Faneuil Hall, one of Boston's most celebrated public spaces and tourist attractions, is named after Peter Faneuil - an 18th century merchant and slave trader. Nir Eisikovits and UConn's Dana Miranda discuss the debate around renaming Faneuil Hall and place it in the context of the national debate around problematic monuments and memorials - from Charlottesville to Yawkey Way.
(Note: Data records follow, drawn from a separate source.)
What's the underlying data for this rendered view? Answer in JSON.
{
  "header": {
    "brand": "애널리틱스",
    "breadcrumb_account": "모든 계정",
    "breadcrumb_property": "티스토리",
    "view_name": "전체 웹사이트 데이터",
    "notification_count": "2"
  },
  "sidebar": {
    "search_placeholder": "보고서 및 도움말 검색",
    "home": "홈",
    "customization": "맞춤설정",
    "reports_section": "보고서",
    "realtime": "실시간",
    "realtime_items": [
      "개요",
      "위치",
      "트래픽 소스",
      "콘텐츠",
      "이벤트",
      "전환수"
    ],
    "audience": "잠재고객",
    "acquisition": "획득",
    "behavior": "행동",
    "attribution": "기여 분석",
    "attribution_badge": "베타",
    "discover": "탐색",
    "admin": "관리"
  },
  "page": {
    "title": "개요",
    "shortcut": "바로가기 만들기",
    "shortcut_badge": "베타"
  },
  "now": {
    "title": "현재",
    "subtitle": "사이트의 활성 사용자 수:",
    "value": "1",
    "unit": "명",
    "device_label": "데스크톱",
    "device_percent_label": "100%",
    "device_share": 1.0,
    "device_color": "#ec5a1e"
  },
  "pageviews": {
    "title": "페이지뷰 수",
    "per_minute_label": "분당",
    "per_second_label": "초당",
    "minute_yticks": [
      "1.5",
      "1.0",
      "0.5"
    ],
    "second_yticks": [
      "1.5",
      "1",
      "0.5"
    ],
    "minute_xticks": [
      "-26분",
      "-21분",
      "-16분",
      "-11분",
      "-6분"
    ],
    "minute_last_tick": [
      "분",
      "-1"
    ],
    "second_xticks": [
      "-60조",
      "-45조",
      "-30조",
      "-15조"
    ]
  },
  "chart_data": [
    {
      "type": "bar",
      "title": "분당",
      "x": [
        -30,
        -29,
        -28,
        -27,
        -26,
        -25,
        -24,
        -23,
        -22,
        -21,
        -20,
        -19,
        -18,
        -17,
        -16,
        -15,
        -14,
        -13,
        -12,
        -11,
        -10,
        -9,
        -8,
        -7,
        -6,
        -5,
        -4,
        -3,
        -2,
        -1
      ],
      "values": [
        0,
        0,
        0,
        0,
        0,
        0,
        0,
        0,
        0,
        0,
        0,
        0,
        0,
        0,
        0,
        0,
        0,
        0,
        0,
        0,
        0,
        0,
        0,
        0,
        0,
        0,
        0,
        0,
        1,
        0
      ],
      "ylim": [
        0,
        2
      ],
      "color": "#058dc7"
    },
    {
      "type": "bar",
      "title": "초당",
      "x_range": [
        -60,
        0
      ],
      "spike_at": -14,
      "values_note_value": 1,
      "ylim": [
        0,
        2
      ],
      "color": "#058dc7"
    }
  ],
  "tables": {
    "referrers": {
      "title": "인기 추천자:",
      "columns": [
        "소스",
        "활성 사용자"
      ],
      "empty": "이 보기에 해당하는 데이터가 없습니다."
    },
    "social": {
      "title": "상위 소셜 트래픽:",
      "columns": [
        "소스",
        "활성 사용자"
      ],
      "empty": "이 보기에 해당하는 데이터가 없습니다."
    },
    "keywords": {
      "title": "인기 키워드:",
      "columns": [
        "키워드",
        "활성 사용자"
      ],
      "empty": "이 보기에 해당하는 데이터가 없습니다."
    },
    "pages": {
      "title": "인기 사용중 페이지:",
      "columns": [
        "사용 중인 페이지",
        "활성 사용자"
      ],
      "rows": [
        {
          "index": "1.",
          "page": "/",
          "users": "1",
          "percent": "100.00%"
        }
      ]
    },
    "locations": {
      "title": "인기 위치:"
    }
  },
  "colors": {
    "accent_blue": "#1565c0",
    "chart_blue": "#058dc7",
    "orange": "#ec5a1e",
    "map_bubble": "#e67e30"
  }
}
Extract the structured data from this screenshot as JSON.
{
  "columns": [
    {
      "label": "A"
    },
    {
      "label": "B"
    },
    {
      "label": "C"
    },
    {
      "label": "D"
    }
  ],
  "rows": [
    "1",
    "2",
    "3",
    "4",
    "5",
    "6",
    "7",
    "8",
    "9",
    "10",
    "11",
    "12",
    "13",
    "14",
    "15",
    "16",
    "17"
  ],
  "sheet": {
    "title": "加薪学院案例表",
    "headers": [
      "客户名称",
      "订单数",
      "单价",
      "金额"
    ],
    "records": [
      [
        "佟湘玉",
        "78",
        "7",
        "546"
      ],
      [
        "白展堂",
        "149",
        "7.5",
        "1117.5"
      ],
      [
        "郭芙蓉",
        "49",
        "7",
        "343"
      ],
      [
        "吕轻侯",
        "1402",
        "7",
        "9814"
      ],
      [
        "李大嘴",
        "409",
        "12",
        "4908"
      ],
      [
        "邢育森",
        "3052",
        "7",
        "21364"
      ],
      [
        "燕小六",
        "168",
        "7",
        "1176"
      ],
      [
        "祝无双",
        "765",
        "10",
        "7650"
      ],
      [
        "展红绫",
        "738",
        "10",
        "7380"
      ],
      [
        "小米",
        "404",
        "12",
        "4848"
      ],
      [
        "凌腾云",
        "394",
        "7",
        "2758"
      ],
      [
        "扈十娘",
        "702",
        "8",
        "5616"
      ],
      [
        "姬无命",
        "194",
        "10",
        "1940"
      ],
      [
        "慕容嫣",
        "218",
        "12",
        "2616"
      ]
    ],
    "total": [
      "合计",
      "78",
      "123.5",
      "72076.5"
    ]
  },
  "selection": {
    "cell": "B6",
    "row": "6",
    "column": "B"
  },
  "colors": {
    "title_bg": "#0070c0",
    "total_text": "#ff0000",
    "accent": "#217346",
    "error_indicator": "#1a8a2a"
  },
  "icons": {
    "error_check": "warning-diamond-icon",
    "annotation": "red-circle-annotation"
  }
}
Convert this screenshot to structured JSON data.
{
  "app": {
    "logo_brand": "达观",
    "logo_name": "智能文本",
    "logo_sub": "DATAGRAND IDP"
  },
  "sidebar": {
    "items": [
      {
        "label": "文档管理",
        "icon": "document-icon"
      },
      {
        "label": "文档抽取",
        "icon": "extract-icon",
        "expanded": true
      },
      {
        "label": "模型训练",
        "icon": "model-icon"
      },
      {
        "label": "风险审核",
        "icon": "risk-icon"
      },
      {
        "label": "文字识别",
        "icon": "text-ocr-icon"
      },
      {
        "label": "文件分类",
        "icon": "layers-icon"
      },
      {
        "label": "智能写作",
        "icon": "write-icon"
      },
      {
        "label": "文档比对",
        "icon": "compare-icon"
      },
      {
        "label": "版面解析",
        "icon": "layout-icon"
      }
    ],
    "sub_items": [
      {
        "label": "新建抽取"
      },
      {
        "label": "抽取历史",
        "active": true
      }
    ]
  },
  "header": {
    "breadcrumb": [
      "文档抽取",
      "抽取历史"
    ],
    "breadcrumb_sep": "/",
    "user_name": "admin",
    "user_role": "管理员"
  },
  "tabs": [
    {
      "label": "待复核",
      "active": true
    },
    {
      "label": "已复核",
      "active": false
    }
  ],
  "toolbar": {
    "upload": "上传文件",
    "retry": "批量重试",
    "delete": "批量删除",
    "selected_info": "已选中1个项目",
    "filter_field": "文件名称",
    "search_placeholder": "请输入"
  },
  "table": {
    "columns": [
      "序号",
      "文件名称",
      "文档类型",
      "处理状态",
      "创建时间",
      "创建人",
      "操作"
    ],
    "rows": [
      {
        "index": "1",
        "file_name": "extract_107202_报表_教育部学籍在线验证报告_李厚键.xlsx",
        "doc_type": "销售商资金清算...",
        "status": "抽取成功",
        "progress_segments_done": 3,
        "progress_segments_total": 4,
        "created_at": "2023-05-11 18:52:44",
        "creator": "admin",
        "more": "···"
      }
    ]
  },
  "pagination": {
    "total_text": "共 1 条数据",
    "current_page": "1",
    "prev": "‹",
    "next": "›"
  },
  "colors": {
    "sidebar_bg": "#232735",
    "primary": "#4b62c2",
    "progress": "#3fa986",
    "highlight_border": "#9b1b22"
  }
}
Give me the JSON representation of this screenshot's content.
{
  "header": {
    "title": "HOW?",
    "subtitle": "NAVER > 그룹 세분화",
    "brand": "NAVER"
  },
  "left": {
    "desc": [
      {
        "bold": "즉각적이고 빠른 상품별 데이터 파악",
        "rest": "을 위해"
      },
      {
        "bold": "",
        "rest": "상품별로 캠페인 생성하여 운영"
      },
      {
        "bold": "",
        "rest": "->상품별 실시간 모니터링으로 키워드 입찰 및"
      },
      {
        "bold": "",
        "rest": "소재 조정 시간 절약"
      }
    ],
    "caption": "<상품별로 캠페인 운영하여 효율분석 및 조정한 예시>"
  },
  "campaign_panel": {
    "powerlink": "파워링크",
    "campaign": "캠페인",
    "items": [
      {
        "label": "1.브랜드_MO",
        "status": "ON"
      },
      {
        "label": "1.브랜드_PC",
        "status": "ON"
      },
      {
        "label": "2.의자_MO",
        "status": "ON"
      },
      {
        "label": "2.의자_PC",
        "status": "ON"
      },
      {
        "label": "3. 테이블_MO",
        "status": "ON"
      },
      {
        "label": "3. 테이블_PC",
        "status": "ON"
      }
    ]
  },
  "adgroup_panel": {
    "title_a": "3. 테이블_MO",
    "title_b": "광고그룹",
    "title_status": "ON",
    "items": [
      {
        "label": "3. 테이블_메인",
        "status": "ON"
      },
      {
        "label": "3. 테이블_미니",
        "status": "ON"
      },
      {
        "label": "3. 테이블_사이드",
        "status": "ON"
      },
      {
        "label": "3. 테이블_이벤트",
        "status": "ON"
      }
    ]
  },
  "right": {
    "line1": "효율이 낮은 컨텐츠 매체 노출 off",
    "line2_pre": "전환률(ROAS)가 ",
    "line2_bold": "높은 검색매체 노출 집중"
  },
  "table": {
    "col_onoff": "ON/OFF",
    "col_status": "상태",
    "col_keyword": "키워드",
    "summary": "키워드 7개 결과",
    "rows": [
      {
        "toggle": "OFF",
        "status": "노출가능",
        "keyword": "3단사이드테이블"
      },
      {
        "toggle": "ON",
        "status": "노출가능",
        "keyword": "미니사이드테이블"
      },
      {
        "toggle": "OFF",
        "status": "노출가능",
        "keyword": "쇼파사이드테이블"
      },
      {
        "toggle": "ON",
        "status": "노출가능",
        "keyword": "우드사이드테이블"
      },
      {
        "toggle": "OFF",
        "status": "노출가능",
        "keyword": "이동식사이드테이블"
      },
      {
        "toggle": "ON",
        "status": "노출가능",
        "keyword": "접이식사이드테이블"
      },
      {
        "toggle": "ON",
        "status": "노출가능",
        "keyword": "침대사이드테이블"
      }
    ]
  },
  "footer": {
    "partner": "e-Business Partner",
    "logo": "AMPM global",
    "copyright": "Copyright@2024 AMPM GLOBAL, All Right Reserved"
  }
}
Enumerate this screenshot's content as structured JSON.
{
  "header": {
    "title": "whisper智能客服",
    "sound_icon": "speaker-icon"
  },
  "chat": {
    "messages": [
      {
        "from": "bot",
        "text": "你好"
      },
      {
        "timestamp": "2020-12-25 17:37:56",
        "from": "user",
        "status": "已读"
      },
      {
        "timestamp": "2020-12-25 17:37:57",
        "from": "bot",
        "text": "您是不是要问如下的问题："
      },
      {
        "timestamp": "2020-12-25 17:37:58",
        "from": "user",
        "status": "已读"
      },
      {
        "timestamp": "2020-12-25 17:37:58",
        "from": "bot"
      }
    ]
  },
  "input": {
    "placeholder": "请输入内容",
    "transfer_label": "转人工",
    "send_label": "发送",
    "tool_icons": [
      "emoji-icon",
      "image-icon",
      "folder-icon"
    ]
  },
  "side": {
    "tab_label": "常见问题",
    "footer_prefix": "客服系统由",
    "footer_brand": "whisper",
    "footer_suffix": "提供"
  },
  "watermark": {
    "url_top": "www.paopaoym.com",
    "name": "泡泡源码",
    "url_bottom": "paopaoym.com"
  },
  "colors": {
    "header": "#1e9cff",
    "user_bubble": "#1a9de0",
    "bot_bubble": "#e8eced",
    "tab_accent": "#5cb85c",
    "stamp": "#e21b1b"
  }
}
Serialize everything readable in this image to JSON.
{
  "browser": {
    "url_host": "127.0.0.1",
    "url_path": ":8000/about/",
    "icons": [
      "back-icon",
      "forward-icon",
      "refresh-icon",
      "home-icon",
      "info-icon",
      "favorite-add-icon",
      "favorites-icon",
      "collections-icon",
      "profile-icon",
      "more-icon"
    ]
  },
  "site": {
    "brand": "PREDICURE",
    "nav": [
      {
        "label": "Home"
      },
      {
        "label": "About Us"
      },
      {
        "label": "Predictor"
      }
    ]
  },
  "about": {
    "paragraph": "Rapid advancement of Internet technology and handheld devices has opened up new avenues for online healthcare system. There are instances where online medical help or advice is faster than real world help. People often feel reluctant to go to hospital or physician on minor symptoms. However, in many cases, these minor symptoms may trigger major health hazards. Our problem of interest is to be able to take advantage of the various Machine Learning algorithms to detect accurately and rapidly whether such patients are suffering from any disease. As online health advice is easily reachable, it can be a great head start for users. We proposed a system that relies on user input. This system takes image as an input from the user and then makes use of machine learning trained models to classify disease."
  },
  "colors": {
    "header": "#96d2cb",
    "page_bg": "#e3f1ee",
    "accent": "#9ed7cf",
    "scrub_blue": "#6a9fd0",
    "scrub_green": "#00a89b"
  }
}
Dana Francisco Miranda is a doctoral candidate in the Department of Philosophy at the University of Connecticut and a Research Fellow at UMass Boston's Applied Ethics Center. His research is in political philosophy, Africana philosophy, and 19th century and contemporary European thought. His research includes examining the political and narrative role of monumentalization. In particular, he has analyzed the reconciliatory significance of the Verdun Monument, the mutable narratives of the Bunker Hill Monument, and the difficulties that arise when dealing with racist monuments. His dissertation investigates the philosophical significance of suicide, depression and well-being for members of the Africana Diaspora. He also currently serves as the secretary of graduate outreach and chair of architectonics for the Caribbean Philosophical Association.